### What this task involves
The answer should be each line of the records that contains the word "lines"; please copy them all.

════

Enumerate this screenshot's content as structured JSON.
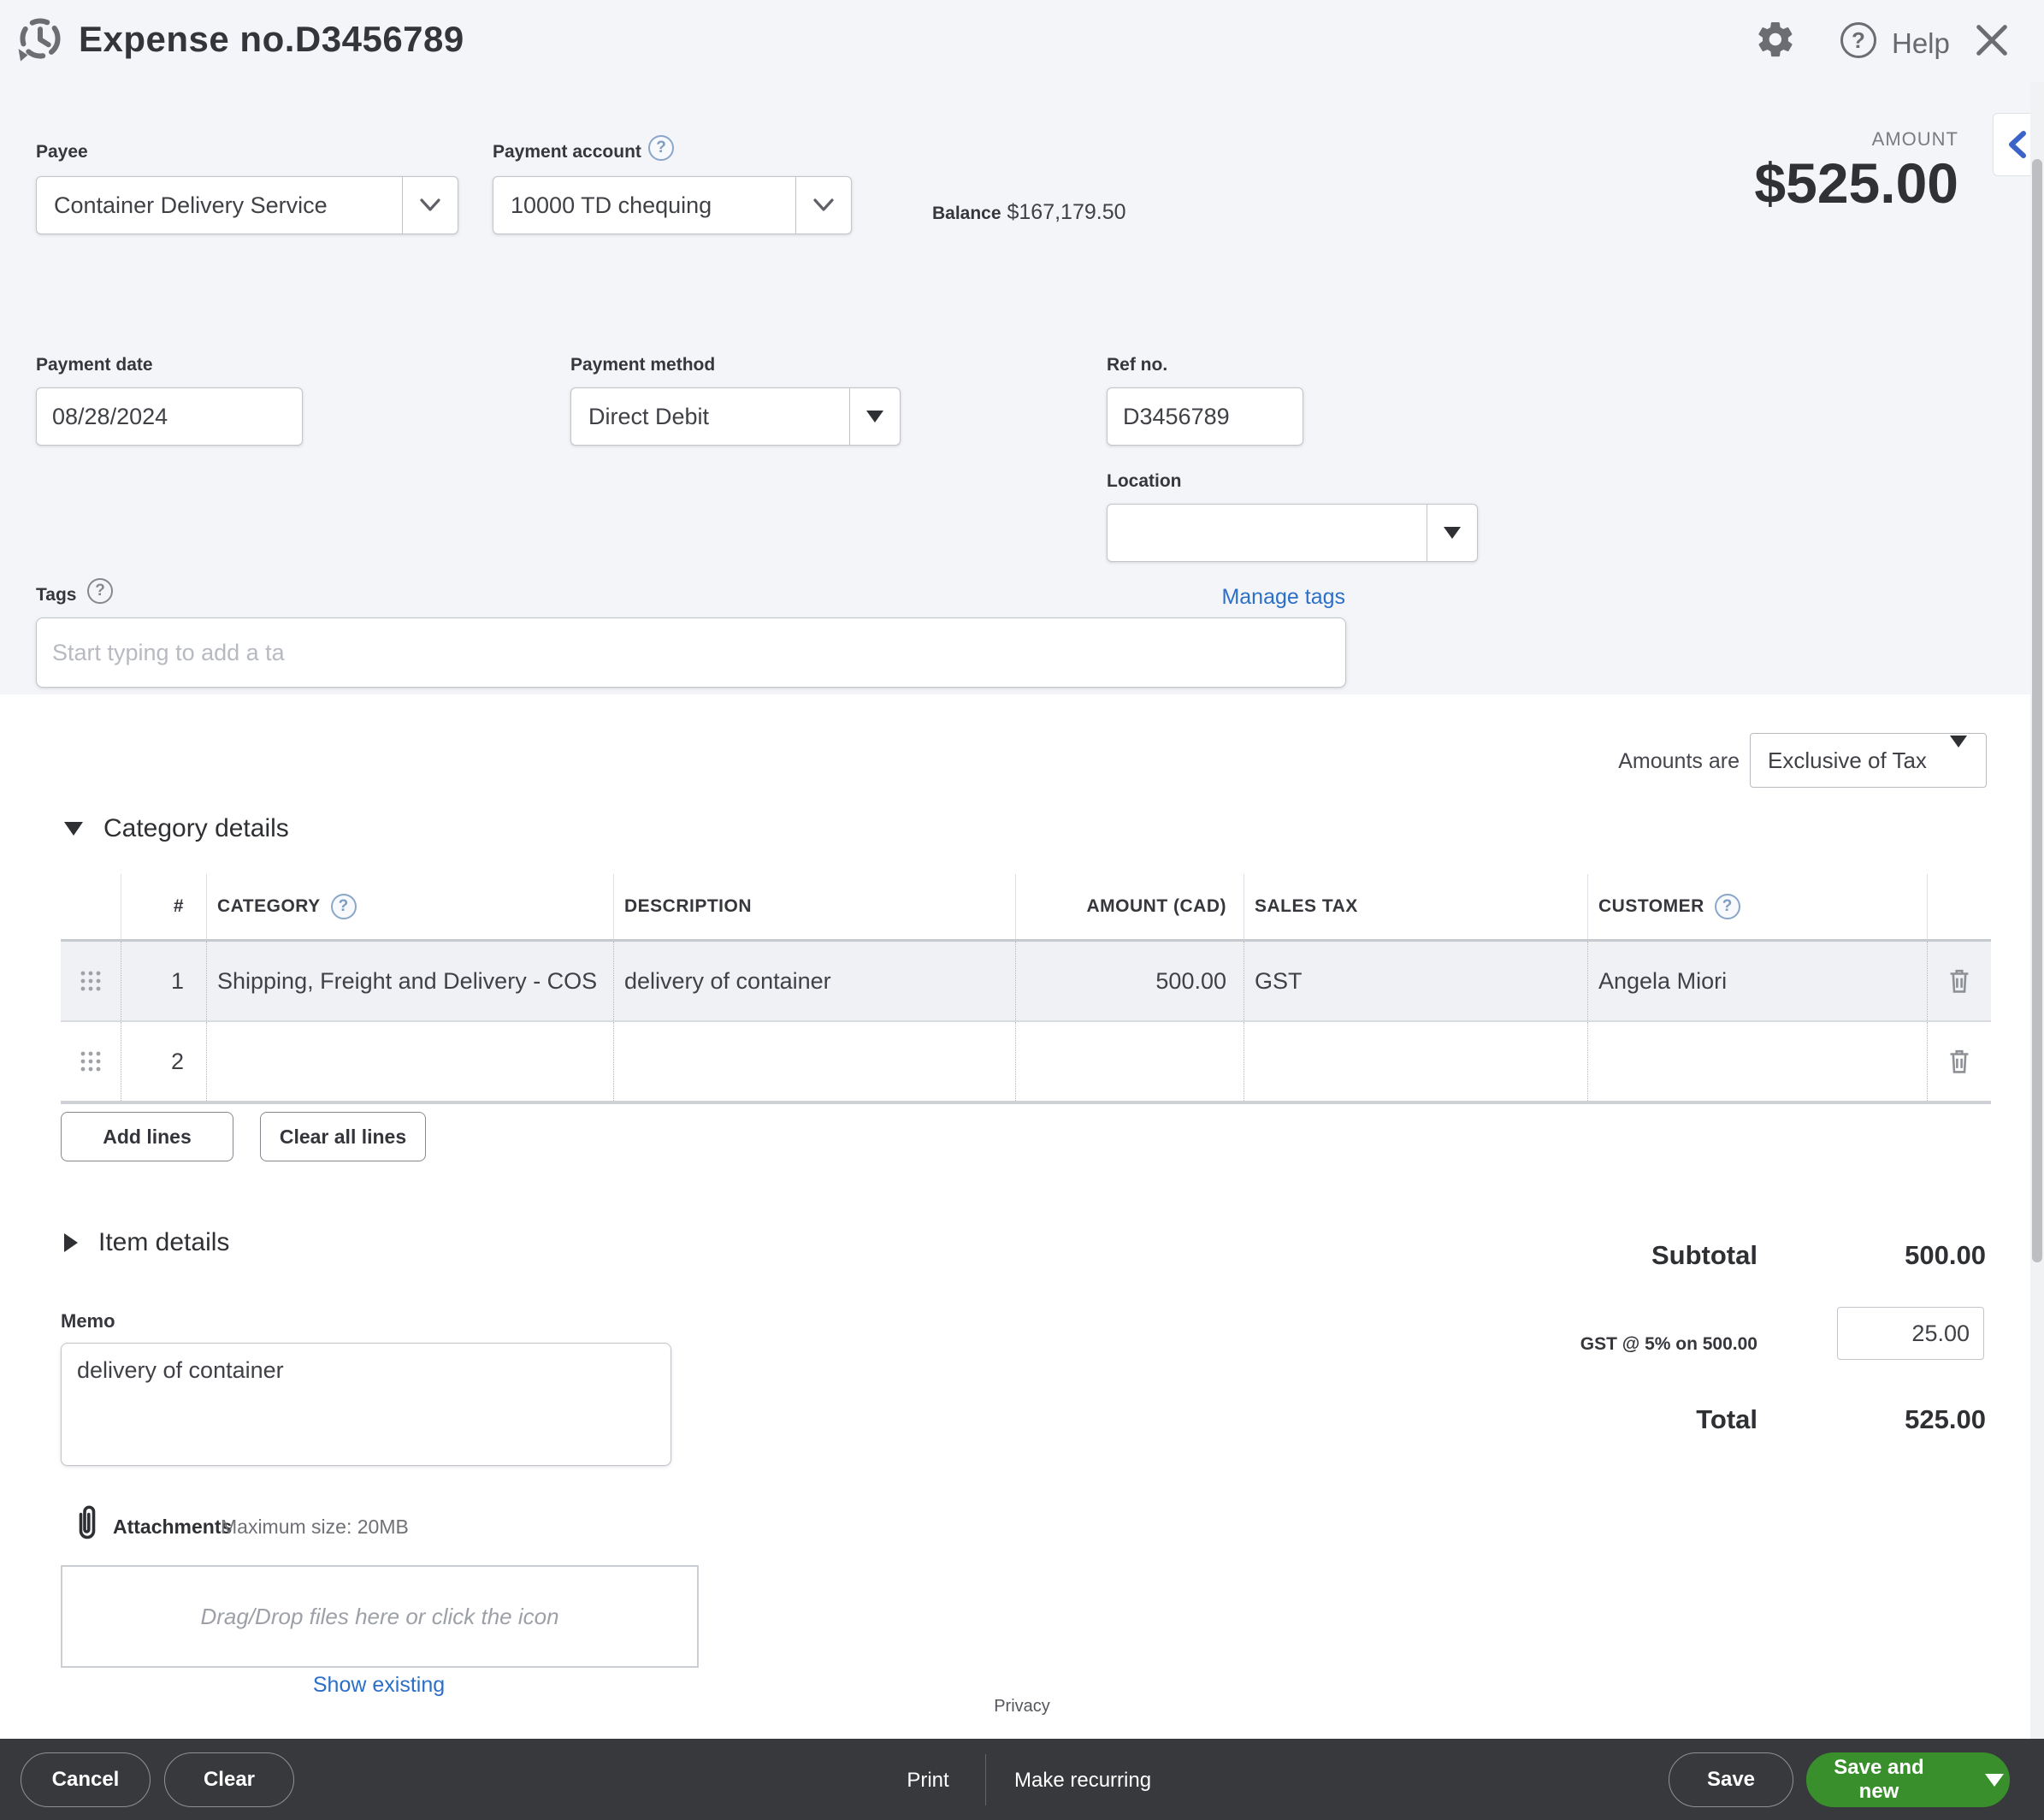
{
  "header": {
    "title": "Expense no.D3456789",
    "help_label": "Help"
  },
  "amount_panel": {
    "label": "AMOUNT",
    "value": "$525.00"
  },
  "form": {
    "payee": {
      "label": "Payee",
      "value": "Container Delivery Service"
    },
    "payment_account": {
      "label": "Payment account",
      "value": "10000 TD chequing"
    },
    "balance": {
      "label": "Balance",
      "value": "$167,179.50"
    },
    "payment_date": {
      "label": "Payment date",
      "value": "08/28/2024"
    },
    "payment_method": {
      "label": "Payment method",
      "value": "Direct Debit"
    },
    "ref_no": {
      "label": "Ref no.",
      "value": "D3456789"
    },
    "location": {
      "label": "Location",
      "value": ""
    },
    "tags": {
      "label": "Tags",
      "placeholder": "Start typing to add a ta",
      "manage_link": "Manage tags"
    }
  },
  "amounts_are": {
    "label": "Amounts are",
    "value": "Exclusive of Tax"
  },
  "category_details": {
    "title": "Category details",
    "columns": [
      "#",
      "CATEGORY",
      "DESCRIPTION",
      "AMOUNT (CAD)",
      "SALES TAX",
      "CUSTOMER"
    ],
    "rows": [
      {
        "num": "1",
        "category": "Shipping, Freight and Delivery - COS",
        "description": "delivery of container",
        "amount": "500.00",
        "sales_tax": "GST",
        "customer": "Angela Miori"
      },
      {
        "num": "2",
        "category": "",
        "description": "",
        "amount": "",
        "sales_tax": "",
        "customer": ""
      }
    ],
    "add_lines_label": "Add lines",
    "clear_all_label": "Clear all lines"
  },
  "item_details": {
    "title": "Item details"
  },
  "memo": {
    "label": "Memo",
    "value": "delivery of container"
  },
  "totals": {
    "subtotal_label": "Subtotal",
    "subtotal_value": "500.00",
    "tax_label": "GST @ 5% on 500.00",
    "tax_value": "25.00",
    "total_label": "Total",
    "total_value": "525.00"
  },
  "attachments": {
    "label": "Attachments",
    "max_size": "Maximum size: 20MB",
    "dropzone_text": "Drag/Drop files here or click the icon",
    "show_existing": "Show existing"
  },
  "privacy": "Privacy",
  "footer": {
    "cancel": "Cancel",
    "clear": "Clear",
    "print": "Print",
    "make_recurring": "Make recurring",
    "save": "Save",
    "save_and_new": "Save and new"
  },
  "colors": {
    "accent_green": "#3a8f2d",
    "link_blue": "#2b6fc7",
    "footer_bg": "#37393c",
    "section_bg": "#f4f5f8"
  }
}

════

### Expected answer
    "add_lines_label": "Add lines",
    "clear_all_label": "Clear all lines"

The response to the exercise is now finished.